  1. DJ MacKinnon says:


    Thanks for that information. How very sad.

    I have a young son (3 years’ old) and I can already see the young children in this neighbourhood falling into the pattern you portray. I have been trying to build community in this area since we moved here four years ago, to facilitate or in a way kickstart some spontaneous games in a square about a block from our home. It’s very frustrating because we are trying to raise our son in a way that he will learn to make his own fun, be free and comfortable about heading outside to play with friends, and to facilitate his carving out of his own path. Yet even young children are not around for spontaneous play. They are already in classes or preschool and the hours left in the day are filled with other things. I have friends in cohousing and even they say there are not as many children around as you would think.

    I look forward to reading more about your ideas.

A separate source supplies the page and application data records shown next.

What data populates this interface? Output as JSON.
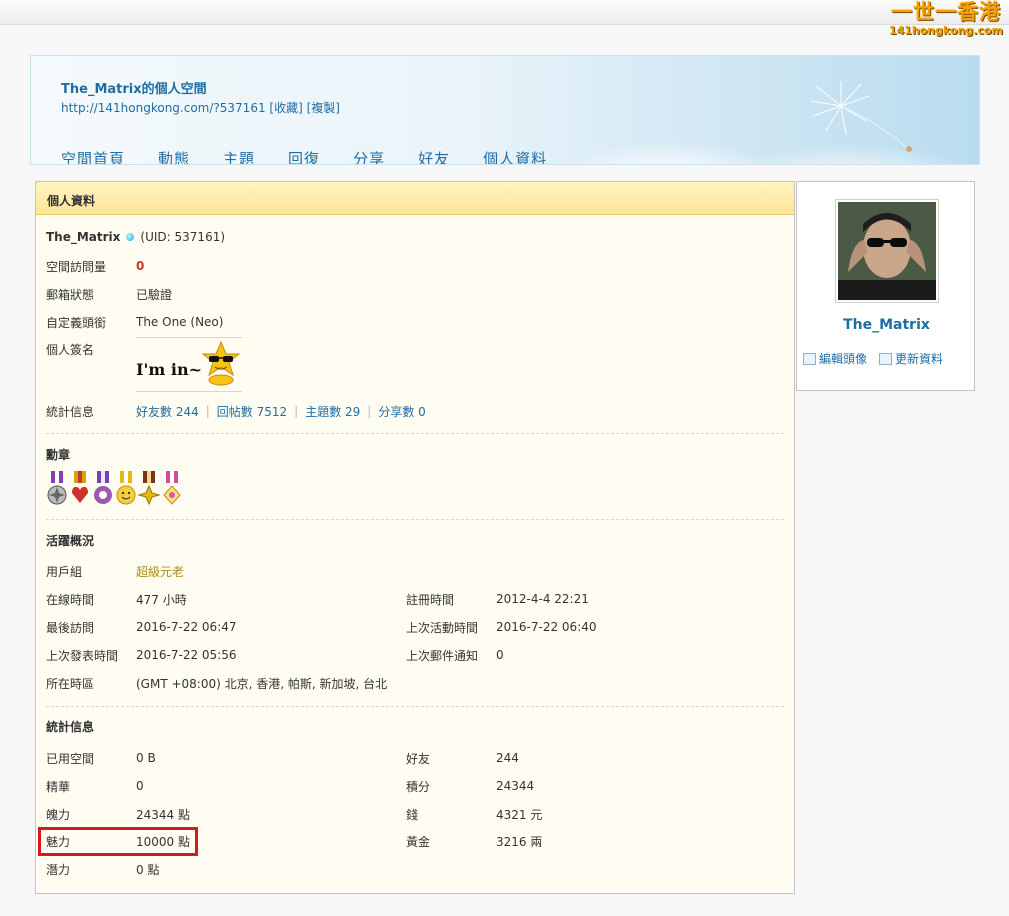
{
  "site": {
    "logo_line1": "一世一香港",
    "logo_line2": "141hongkong.com"
  },
  "space": {
    "title": "The_Matrix的個人空間",
    "url": "http://141hongkong.com/?537161",
    "bookmark": "[收藏]",
    "copy": "[複製]"
  },
  "nav": [
    "空間首頁",
    "動態",
    "主題",
    "回復",
    "分享",
    "好友",
    "個人資料"
  ],
  "profile": {
    "header": "個人資料",
    "username": "The_Matrix",
    "uid": "(UID: 537161)",
    "visits_label": "空間訪問量",
    "visits_value": "0",
    "email_label": "郵箱狀態",
    "email_value": "已驗證",
    "title_label": "自定義頭銜",
    "title_value": "The One (Neo)",
    "signature_label": "個人簽名",
    "signature_text": "I'm in~",
    "stats_label": "統計信息",
    "stats_links": [
      "好友數 244",
      "回帖數 7512",
      "主題數 29",
      "分享數 0"
    ]
  },
  "medals": {
    "title": "勳章",
    "colors": [
      "#8a3fb8",
      "#d9a20f",
      "#7b3fb5",
      "#e8b80f",
      "#7a3320",
      "#d24da0"
    ]
  },
  "activity": {
    "title": "活躍概況",
    "group_label": "用戶組",
    "group_value": "超級元老",
    "group_color": "#b08a1c",
    "left": [
      {
        "label": "在線時間",
        "value": "477 小時"
      },
      {
        "label": "最後訪問",
        "value": "2016-7-22 06:47"
      },
      {
        "label": "上次發表時間",
        "value": "2016-7-22 05:56"
      },
      {
        "label": "所在時區",
        "value": "(GMT +08:00) 北京, 香港, 帕斯, 新加坡, 台北"
      }
    ],
    "right": [
      {
        "label": "註冊時間",
        "value": "2012-4-4 22:21"
      },
      {
        "label": "上次活動時間",
        "value": "2016-7-22 06:40"
      },
      {
        "label": "上次郵件通知",
        "value": "0"
      }
    ]
  },
  "stats": {
    "title": "統計信息",
    "left": [
      {
        "label": "已用空間",
        "value": "0 B"
      },
      {
        "label": "精華",
        "value": "0"
      },
      {
        "label": "魄力",
        "value": "24344 點"
      },
      {
        "label": "魅力",
        "value": "10000 點"
      },
      {
        "label": "潛力",
        "value": "0 點"
      }
    ],
    "right": [
      {
        "label": "好友",
        "value": "244"
      },
      {
        "label": "積分",
        "value": "24344"
      },
      {
        "label": "錢",
        "value": "4321 元"
      },
      {
        "label": "黃金",
        "value": "3216 兩"
      }
    ]
  },
  "sidebar": {
    "username": "The_Matrix",
    "edit_avatar": "編輯頭像",
    "update_profile": "更新資料"
  },
  "colors": {
    "link": "#1f6da3",
    "highlight": "#d6181f",
    "header_bg": "#fde69a"
  }
}
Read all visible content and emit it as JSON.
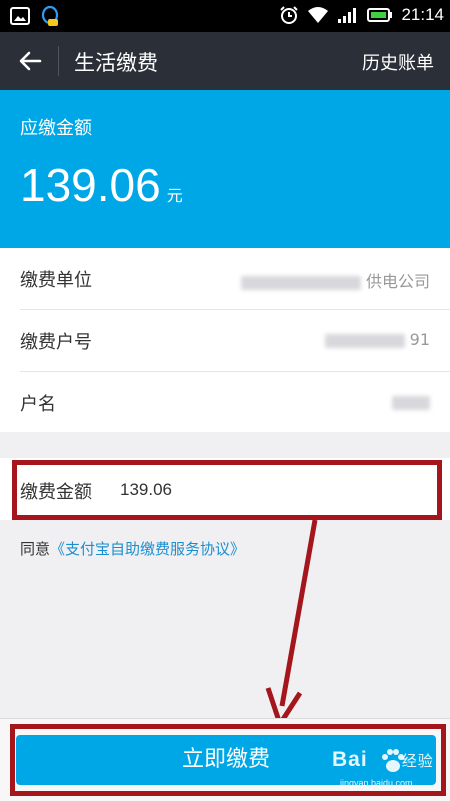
{
  "status_bar": {
    "time": "21:14"
  },
  "nav": {
    "title": "生活缴费",
    "history_label": "历史账单"
  },
  "amount_header": {
    "label": "应缴金额",
    "value": "139.06",
    "unit": "元"
  },
  "info": [
    {
      "label": "缴费单位",
      "value_visible": "供电公司"
    },
    {
      "label": "缴费户号",
      "value_visible": "91"
    },
    {
      "label": "户名",
      "value_visible": ""
    }
  ],
  "pay_amount": {
    "label": "缴费金额",
    "value": "139.06"
  },
  "agreement": {
    "prefix": "同意",
    "link": "《支付宝自助缴费服务协议》"
  },
  "pay_button": {
    "label": "立即缴费"
  },
  "watermark": {
    "text": "Bai",
    "suffix": "经验",
    "url": "jingyan.baidu.com"
  },
  "colors": {
    "primary": "#00a7e6",
    "nav_bg": "#2b2f38",
    "annotation": "#a4151c",
    "link": "#1a8fd0"
  }
}
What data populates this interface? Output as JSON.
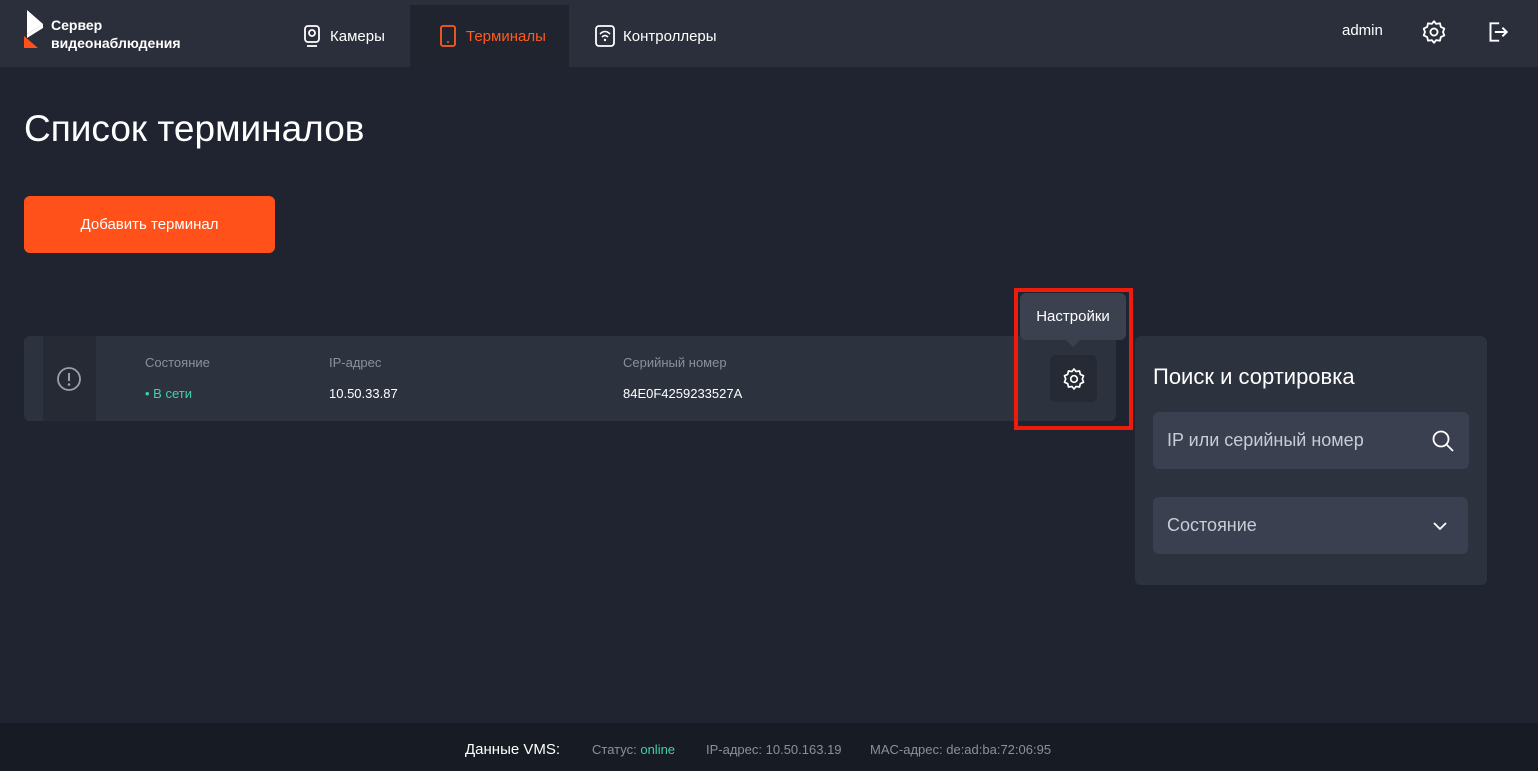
{
  "header": {
    "logo_line1": "Сервер",
    "logo_line2": "видеонаблюдения",
    "nav": [
      {
        "label": "Камеры",
        "icon": "camera-icon"
      },
      {
        "label": "Терминалы",
        "icon": "tablet-icon",
        "active": true
      },
      {
        "label": "Контроллеры",
        "icon": "wifi-controller-icon"
      }
    ],
    "user": "admin",
    "settings_icon": "gear-icon",
    "logout_icon": "logout-icon"
  },
  "main": {
    "title": "Список терминалов",
    "add_button": "Добавить терминал"
  },
  "terminal": {
    "status_label": "Состояние",
    "status_value": "• В сети",
    "ip_label": "IP-адрес",
    "ip_value": "10.50.33.87",
    "serial_label": "Серийный номер",
    "serial_value": "84E0F4259233527A",
    "tooltip": "Настройки"
  },
  "sidebar": {
    "title": "Поиск и сортировка",
    "search_placeholder": "IP или серийный номер",
    "select_label": "Состояние"
  },
  "footer": {
    "title": "Данные VMS:",
    "status_label": "Статус:",
    "status_value": "online",
    "ip_label": "IP-адрес:",
    "ip_value": "10.50.163.19",
    "mac_label": "MAC-адрес:",
    "mac_value": "de:ad:ba:72:06:95"
  },
  "colors": {
    "accent": "#ff5119",
    "online": "#3fd3a7",
    "highlight": "#ee1c0d"
  }
}
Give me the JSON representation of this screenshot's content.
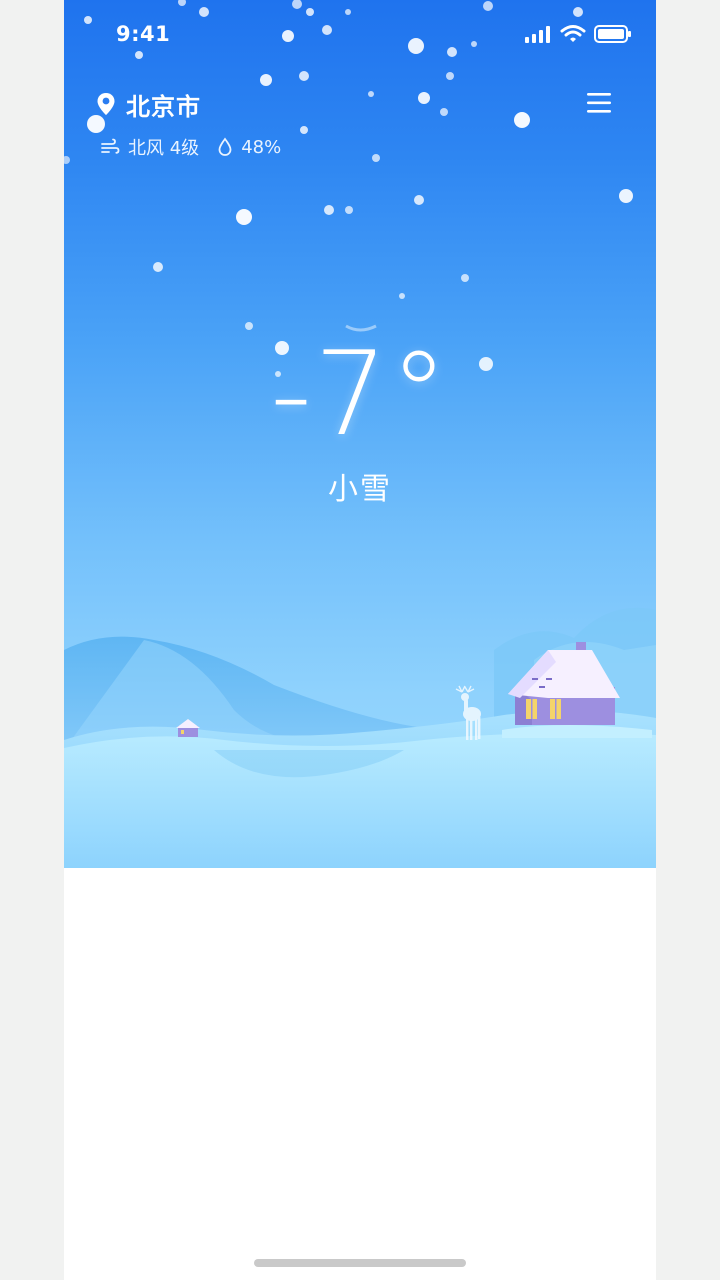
{
  "status_bar": {
    "time": "9:41"
  },
  "location": {
    "city": "北京市",
    "icon": "location-pin-icon"
  },
  "details": {
    "wind": "北风 4级",
    "humidity": "48%",
    "wind_icon": "wind-icon",
    "humidity_icon": "water-drop-icon"
  },
  "weather": {
    "temperature": "-7°",
    "condition": "小雪"
  },
  "colors": {
    "sky_top": "#1f73ee",
    "sky_bottom": "#9cdbfe",
    "house": "#9d8fe0",
    "roof_snow": "#f6f0ff"
  },
  "icons": {
    "menu": "menu-icon",
    "signal": "cellular-signal-icon",
    "wifi": "wifi-icon",
    "battery": "battery-icon"
  }
}
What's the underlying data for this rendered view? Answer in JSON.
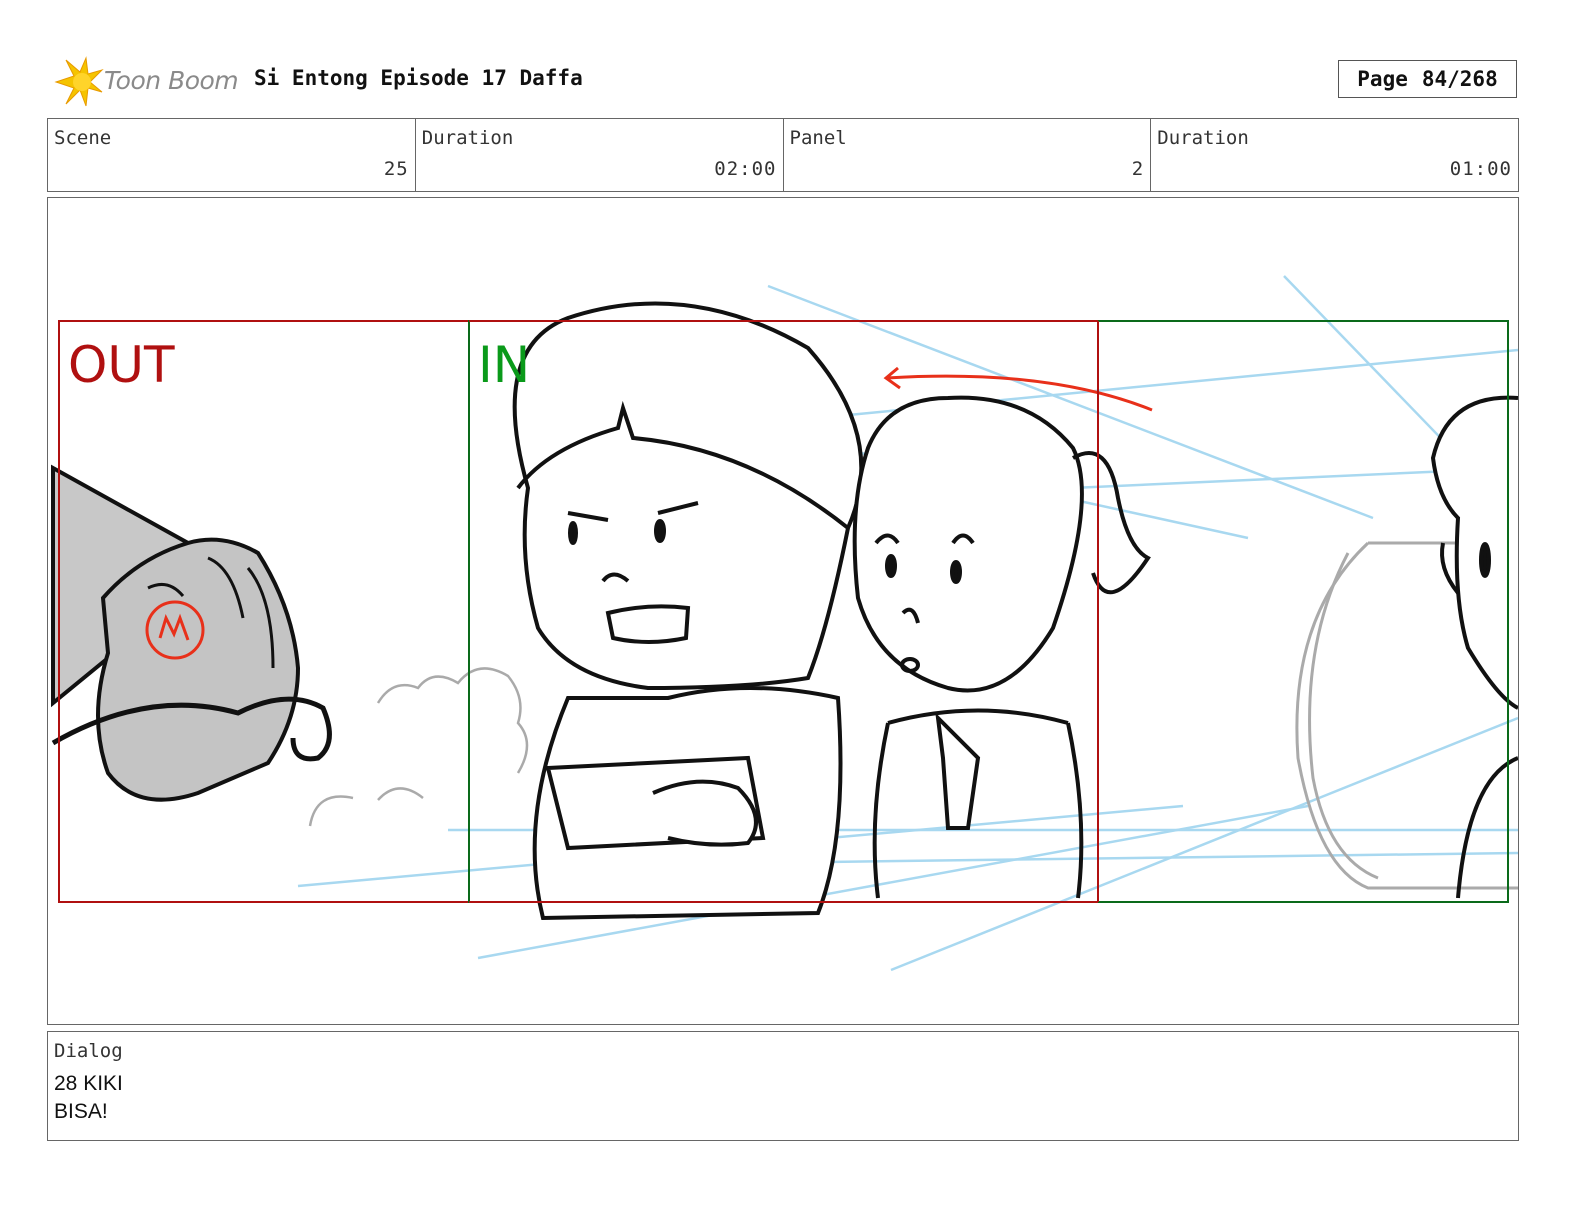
{
  "header": {
    "logo_text": "Toon Boom",
    "title": "Si Entong Episode 17 Daffa",
    "page_label": "Page",
    "page_value": "84/268"
  },
  "info": {
    "scene_label": "Scene",
    "scene_value": "25",
    "scene_duration_label": "Duration",
    "scene_duration_value": "02:00",
    "panel_label": "Panel",
    "panel_value": "2",
    "panel_duration_label": "Duration",
    "panel_duration_value": "01:00"
  },
  "frame": {
    "out_label": "OUT",
    "in_label": "IN",
    "out_color": "#b01010",
    "in_color": "#0a9a1a",
    "sketch_blue": "#a8d8f0",
    "arrow_color": "#e8301a"
  },
  "dialog": {
    "label": "Dialog",
    "lines": [
      "28 KIKI",
      "BISA!"
    ]
  }
}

    In the meantime, you may be interested to know about a group here in Canada which is working to get kids out in their local parks. It was started by Silken Laumann who was an Olympic rower for Canada in the 90s I think. Her network is called Silken Laumann’s Active Kids’ Movement. It’s quite new. They are trying to build a network of community activists who they hope will teach street games and get kids out to the parks and on the streets to play them. The url for the network is

  2. Mike Lanza says:

    DJ – Thanks for the referral to Silken Laumann! I’ve sent her an email to discuss working together.

    In the meantime, I’ve also alerted Bob Livingstone, the author of that article (yes, it’s confusing – he wrote it and I posted it) about your comment, and he may respond directly.

  3. DJ,
    Thank you for sharing your personal story here. I think it is going to take the efforts of individual parents to combat the culture of fear that captures the masses. We have to dispel the myths that go along with this country wide(and it sounds like Canada as well) angst about allowing our kids to have the freedom to explore. Perhaps one step for change is for parents to reach out to each other(which is the main purpose of this blog) and decide not to participate in rigid child scheduling anymore. Instead, alternative, spontaneous play could be encouraged, fostered and developed.